[WHAT THE TASK ASKS] Each line of the entries below that holds "help" is needed, copied in full.

[PROVIDED ENTRIES]
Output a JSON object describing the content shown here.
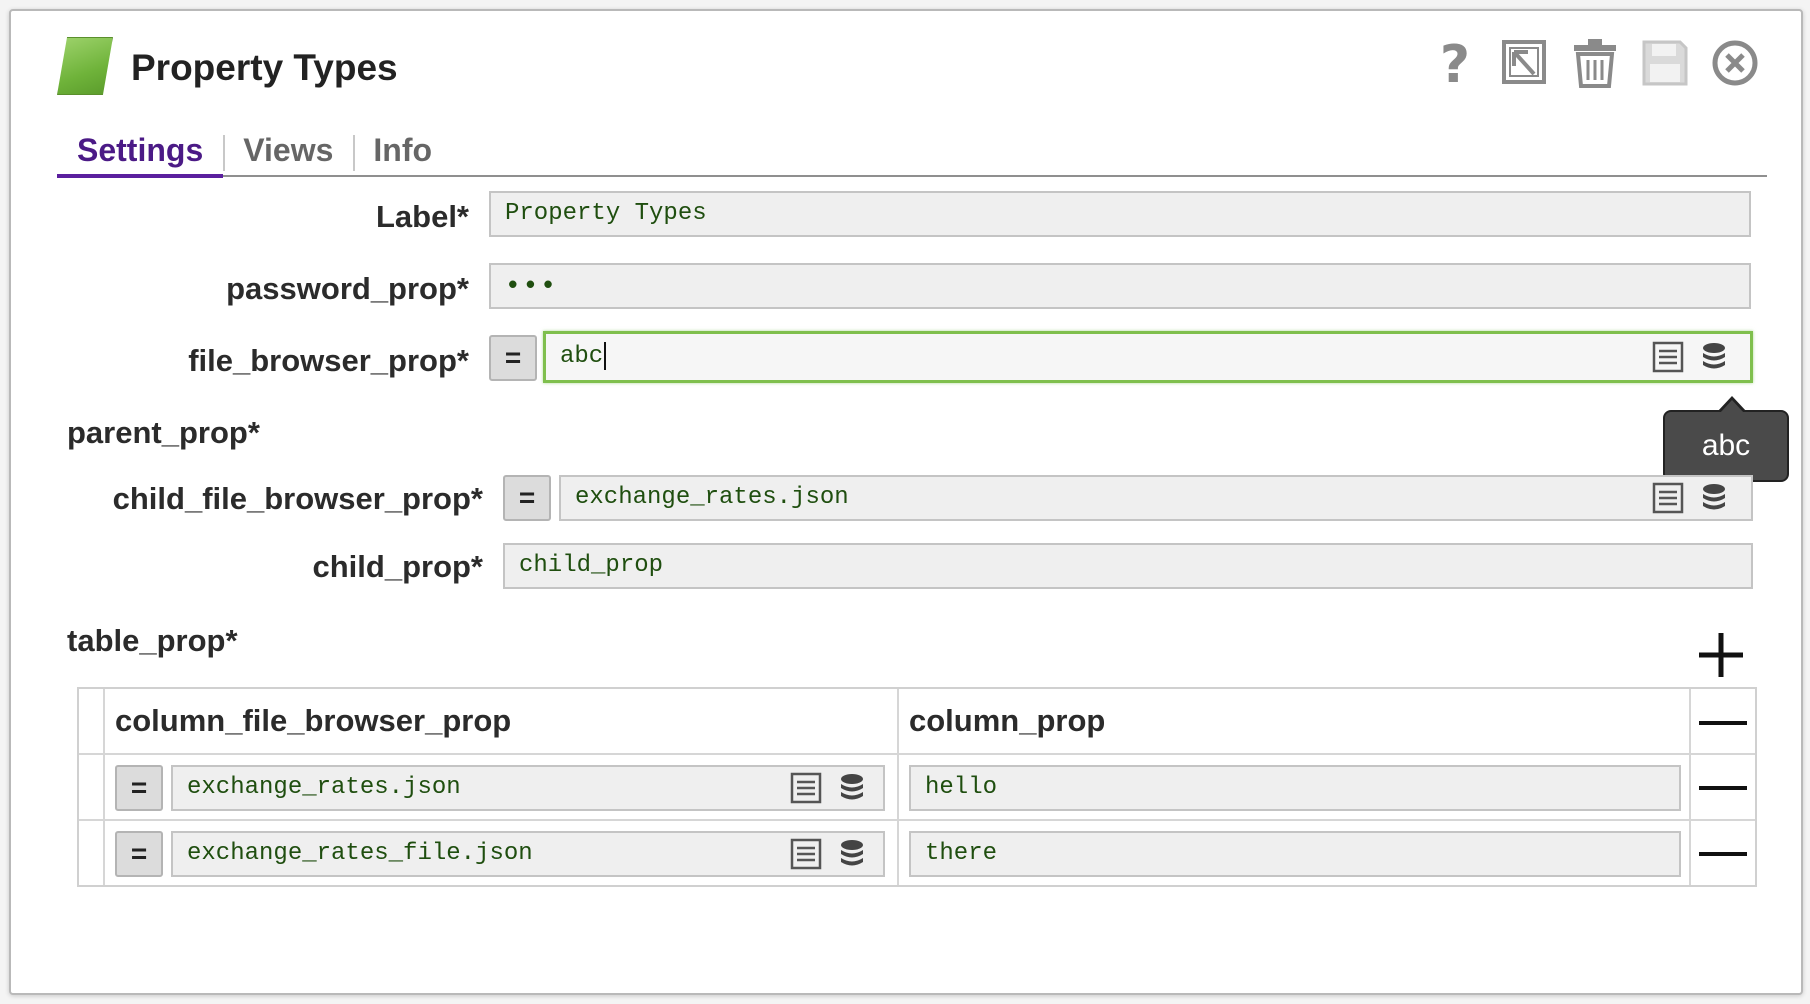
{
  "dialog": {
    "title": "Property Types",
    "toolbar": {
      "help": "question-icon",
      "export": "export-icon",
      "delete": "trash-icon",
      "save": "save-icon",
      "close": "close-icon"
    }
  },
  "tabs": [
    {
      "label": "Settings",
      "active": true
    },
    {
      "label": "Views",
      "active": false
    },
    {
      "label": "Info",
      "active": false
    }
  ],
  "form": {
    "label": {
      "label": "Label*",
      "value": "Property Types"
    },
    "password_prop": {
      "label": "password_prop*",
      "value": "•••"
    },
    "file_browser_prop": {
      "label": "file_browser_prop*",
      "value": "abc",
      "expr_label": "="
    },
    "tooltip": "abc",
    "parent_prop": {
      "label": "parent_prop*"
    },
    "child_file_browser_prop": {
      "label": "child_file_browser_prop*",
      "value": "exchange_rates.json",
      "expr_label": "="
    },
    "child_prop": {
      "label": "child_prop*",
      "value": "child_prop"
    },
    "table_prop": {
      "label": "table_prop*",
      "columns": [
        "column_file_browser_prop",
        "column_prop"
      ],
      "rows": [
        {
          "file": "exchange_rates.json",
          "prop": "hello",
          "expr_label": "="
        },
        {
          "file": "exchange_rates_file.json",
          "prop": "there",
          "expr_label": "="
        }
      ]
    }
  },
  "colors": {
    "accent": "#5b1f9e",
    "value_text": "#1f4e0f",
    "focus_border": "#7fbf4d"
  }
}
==
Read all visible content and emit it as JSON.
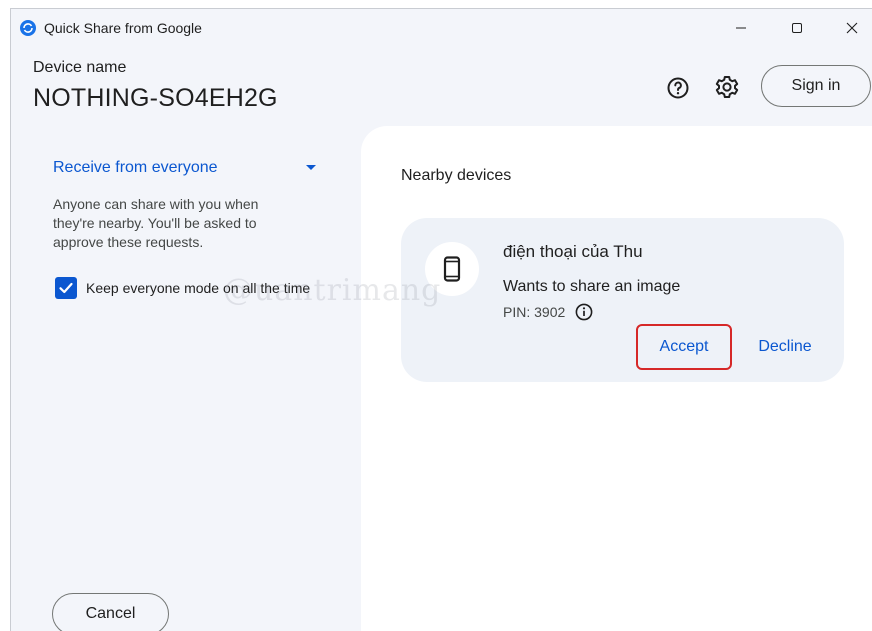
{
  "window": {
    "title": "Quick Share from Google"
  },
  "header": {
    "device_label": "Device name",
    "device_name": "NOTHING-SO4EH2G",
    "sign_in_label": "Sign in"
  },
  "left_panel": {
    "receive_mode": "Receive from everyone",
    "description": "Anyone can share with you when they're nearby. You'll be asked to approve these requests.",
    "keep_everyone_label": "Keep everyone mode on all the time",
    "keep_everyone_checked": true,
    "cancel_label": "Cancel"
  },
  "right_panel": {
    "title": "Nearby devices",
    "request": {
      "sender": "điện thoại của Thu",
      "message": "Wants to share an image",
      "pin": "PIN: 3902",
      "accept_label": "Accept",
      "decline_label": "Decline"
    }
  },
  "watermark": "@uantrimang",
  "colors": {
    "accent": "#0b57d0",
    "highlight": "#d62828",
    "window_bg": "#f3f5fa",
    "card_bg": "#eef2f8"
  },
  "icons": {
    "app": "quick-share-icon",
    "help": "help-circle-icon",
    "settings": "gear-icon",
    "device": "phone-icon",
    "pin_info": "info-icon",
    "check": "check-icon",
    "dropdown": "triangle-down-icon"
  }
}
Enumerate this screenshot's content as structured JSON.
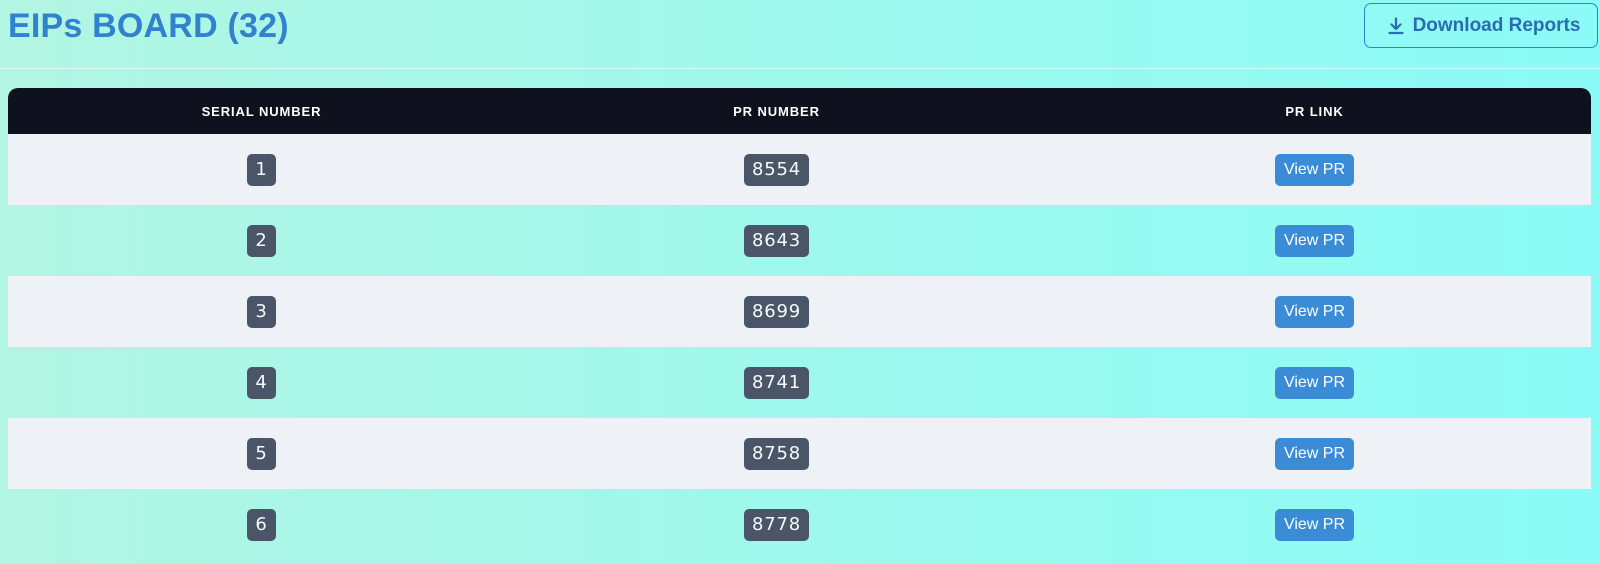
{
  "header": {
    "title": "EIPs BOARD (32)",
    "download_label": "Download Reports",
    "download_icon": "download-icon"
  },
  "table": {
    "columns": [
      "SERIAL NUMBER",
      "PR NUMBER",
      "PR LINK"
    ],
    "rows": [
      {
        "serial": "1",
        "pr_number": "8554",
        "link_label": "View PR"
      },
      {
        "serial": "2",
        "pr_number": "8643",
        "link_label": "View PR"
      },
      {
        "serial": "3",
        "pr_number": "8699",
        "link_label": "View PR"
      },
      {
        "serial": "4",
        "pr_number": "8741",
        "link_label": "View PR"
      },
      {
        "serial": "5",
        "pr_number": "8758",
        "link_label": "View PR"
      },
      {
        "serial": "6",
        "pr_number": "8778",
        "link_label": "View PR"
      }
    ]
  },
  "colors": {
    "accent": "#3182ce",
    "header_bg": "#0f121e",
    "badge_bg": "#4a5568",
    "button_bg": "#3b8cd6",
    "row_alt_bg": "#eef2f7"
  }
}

[THE ANSWER]
      "help": "question-icon",
    "help": "help-circle-icon",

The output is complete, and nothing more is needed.